It must be emphasized that we do not cavalierly dismiss accepted customs, especially customs which have been faithfully observed for centuries, as is the case with cutting nails before immersing. Hacham Ovadia’s ruling that a Mikveh attendant may allow a woman to immerse with long nails was explicitly reserved for the specific case of a woman who is unfamiliar with the custom to cut nails before immersing, and who would refuse to immerse if she had to cut her nails. In this particular instance, as mentioned earlier, it is preferable to overlook the custom to cut the nails in order to avoid a violation of the grave Torah prohibition of Nidda. Hacham Ovadia himself emphasized that as a matter of policy, fingernails should be cut before immersion. (We should also mention that fingernails tend to grow rather quickly, and thus cutting them before immersion does not entail a considerable sacrifice on the woman’s part.)

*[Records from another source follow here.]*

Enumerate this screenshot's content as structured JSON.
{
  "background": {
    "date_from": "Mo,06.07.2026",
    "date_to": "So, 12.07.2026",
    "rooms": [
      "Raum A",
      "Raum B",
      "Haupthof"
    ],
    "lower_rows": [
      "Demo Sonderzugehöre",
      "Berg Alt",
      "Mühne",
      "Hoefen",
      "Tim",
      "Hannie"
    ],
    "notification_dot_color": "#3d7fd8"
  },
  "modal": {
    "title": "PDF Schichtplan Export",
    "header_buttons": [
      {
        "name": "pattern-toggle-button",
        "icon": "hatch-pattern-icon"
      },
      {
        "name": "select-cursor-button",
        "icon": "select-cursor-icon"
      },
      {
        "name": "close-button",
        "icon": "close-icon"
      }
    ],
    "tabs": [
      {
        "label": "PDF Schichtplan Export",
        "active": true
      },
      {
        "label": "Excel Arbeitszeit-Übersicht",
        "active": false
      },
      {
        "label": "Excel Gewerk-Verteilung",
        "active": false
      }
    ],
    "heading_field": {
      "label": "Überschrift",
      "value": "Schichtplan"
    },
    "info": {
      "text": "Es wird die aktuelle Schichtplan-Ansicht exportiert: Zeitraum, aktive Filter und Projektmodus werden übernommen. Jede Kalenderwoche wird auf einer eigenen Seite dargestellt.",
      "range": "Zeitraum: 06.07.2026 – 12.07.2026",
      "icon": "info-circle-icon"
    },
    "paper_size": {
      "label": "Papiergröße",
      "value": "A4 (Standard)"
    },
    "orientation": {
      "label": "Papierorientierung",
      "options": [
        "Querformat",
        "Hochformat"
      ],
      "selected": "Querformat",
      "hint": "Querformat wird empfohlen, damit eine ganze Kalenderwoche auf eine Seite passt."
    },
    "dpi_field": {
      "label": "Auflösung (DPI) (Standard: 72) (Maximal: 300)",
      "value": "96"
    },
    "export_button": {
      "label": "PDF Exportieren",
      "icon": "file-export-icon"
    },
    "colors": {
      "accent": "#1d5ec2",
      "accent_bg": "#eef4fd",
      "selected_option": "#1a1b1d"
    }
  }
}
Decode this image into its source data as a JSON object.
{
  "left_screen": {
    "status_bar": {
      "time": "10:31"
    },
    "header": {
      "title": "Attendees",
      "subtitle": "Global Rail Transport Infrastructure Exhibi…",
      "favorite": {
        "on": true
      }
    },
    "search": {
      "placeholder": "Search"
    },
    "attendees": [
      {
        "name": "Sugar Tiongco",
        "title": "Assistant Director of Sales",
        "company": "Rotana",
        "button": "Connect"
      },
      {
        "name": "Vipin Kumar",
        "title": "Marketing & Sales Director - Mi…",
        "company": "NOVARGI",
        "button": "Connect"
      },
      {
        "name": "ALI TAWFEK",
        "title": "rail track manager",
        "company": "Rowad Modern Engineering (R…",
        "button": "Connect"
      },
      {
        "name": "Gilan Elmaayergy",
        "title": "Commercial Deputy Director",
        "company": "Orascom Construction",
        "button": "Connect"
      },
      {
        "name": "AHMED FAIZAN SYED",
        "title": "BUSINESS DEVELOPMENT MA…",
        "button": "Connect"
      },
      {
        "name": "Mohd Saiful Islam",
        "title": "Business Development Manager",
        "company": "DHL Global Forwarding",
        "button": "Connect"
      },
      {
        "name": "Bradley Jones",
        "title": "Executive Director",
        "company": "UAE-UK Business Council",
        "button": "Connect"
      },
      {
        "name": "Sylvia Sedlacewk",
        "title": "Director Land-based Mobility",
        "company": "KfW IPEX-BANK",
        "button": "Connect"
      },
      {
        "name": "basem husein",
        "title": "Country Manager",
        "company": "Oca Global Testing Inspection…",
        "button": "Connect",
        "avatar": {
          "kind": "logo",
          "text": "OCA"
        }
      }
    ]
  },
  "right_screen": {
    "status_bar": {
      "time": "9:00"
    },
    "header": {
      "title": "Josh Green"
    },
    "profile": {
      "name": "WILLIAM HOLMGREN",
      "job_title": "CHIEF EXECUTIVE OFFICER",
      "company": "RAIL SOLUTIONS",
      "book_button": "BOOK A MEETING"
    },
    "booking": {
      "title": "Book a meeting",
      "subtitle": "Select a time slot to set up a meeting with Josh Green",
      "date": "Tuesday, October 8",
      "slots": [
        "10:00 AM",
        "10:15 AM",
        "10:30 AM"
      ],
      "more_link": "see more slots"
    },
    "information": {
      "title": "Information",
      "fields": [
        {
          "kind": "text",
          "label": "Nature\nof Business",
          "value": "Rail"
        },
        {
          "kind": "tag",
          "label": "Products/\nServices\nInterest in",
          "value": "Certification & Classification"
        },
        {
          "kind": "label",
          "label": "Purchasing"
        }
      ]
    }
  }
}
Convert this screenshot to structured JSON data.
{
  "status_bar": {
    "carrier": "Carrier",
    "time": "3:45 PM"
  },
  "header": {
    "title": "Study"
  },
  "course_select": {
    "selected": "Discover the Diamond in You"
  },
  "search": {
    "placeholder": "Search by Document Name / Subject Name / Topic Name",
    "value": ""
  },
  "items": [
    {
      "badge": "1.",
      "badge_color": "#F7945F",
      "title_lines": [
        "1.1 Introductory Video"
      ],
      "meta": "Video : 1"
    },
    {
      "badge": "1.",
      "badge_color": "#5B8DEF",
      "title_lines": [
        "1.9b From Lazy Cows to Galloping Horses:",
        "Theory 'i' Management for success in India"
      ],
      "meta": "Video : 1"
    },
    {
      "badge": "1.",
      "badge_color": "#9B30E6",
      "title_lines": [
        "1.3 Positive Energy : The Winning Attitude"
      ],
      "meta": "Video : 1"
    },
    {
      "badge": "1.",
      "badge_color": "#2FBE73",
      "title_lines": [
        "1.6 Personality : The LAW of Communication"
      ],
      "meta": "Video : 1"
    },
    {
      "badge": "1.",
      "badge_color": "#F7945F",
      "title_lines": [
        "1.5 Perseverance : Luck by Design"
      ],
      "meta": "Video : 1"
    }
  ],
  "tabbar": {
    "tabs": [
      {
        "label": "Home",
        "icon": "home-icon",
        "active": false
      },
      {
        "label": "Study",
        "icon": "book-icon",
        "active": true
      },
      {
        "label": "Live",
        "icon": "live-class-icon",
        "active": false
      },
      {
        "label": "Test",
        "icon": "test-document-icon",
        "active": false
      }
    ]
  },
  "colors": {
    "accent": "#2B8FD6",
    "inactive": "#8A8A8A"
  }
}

The same is true about nail polish, a topic we began discussing in an earlier edition of Daily Halacha. As we saw, several early authorities permitted immersing with polish on the skin or nails, because in their view, a substance qualifies as a Hasisa only if it is unwanted. In the case of polish, the precise opposite is true – the woman specifically applied it for cosmetic purposes. Therefore, technically speaking, unless the polish is cracked and the woman wants it removed, it should not constitute a Hasisa. Nevertheless, the time-honored tradition is to remove nail polish before immersion. As in the case of long nails, if a woman refuses to remove her nail polish before immersion, the Mikveh attendant should allow her to immerse (as long as she can ascertain that there is no dirt underneath the nails). But as a matter of policy, it is certainly proper to remove nail polish before immersing.
Summary: There is a time-honored tradition that women remove nail polish and cut their nails before immersing in a Mikveh. In a case where a woman refuses to comply with this custom, and would not immerse if she is forced to, the Mikveh attendants may allow her to immerse with nail polish and long nails, as long as the nails are otherwise thoroughly clean. As a matter of policy, however, one should follow this time-honored custom.